BELLEVILLE — The cost of a kitchen renovation for Bishop Edward Braxton, questions about his recent trip to Africa and worry that priests suspected of molesting children aren't being monitored were the subjects of a small rally Monday outside the Diocese of Belleville's chancery office.
Seven members of the Survivor's Network of those Abused by Priests demonstrated with small signs on the street corner opposite St. Elizabeth's Hospital.
A prime concern, said David Clohessy, a director of SNAP, is the organization's belief that six or seven Belleville Diocese priests removed from ministry in the early- to mid-90s and still on the diocesan payroll might molest children. None of these priests has been accused of any crime in a criminal court.
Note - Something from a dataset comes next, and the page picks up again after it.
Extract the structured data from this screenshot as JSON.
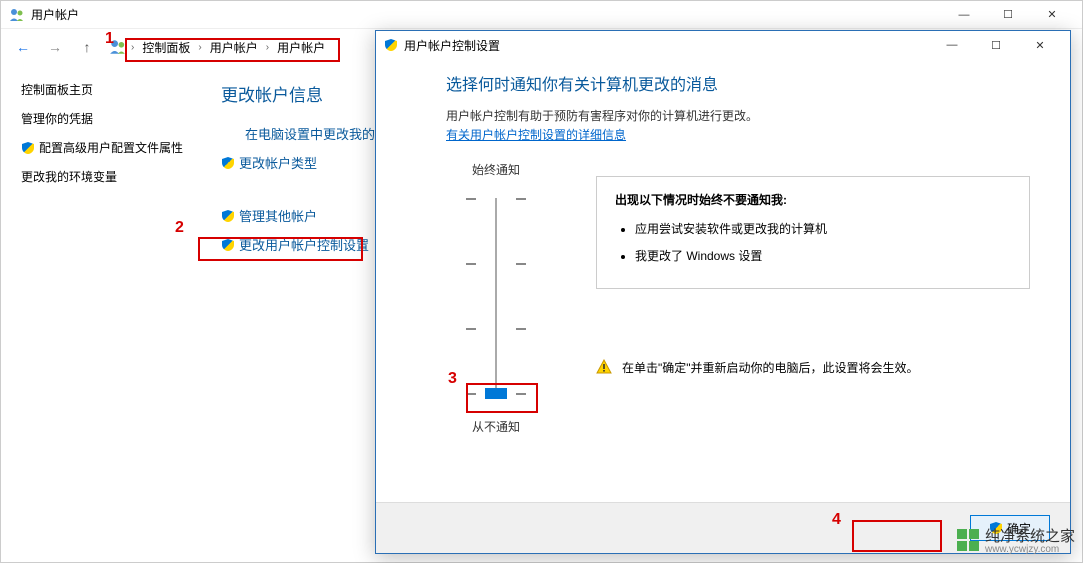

"They say to these priests, 'You're too dangerous to be in our parishes, but I don't care who you hang out with, or where you live,'" Clohessy said.
Braxton could not be reached for comment. The diocese's spokesman, Monsignor John Myler, did not immediately respond to a request.
Clohessy said he fears that the priests, who are among about a dozen removed by a diocese committee made up of laymen and clergy, may still offend even though some are in their 70s or 80s. Only two of these priests, who totaled about a dozen, have been removed from the priesthood, a process that can be carried out only by a pope.
"There is absolutely no certain age that a pedophile stops being a pedophile," Clohessy said. His organization, in a written statement, urged Braxton to set up a monitoring system to keep track of priests removed from ministry.
"If a priest has fallen in love with a woman, he's kicked out of the priesthood," said Lena Woltering, a member of SNAP. "Why can't they be removed when they have molested a child?"
Questions also came up concerning construction at the bishop's official residence at 925 Centreville Ave. in Belleville. Various construction firm pickup trucks have been observed there in the last few months.
Total estimated cost of a renovation is often listed on a building permit. However, a request to examine any permit for the bishop's residence was turned down on Monday. A city employee required that a Freedom of Information Act form be filled out and, after that was received, said it would take three to five working days for a supervisor of the city Health and Housing Department to decide that such a public document can be examined by a member of the public.
The Daily Times of Nigeria reported last month that Braxton visited a Catholic church in the Nigerian river port city of Onitsha. Braxton, the newspaper reported, urged a group of newly-ordained priests to serve their God with "passion and undivided commitment." Braxton has previously traveled to Nigeria where he arranged for several African Catholic priests to return to the Diocese of Belleville to complete temporary clergy assignments.
"We respectfully but firmly urge you to reveal who paid for your trips overseas. We urge you to halt your new kitchen renovation and be honest about who paid for it," SNAP stated in a news release issued Monday.
"For the safety of kids, we urge you to stay home, (monitor) predator priests...(and) reveal how many boys and girls have been sexually assaulted by Belleville priests, and how much is being paid for their therapy," the release stated.
Contact reporter George Pawlaczyk@firstname.lastname@example.org and 239-2625.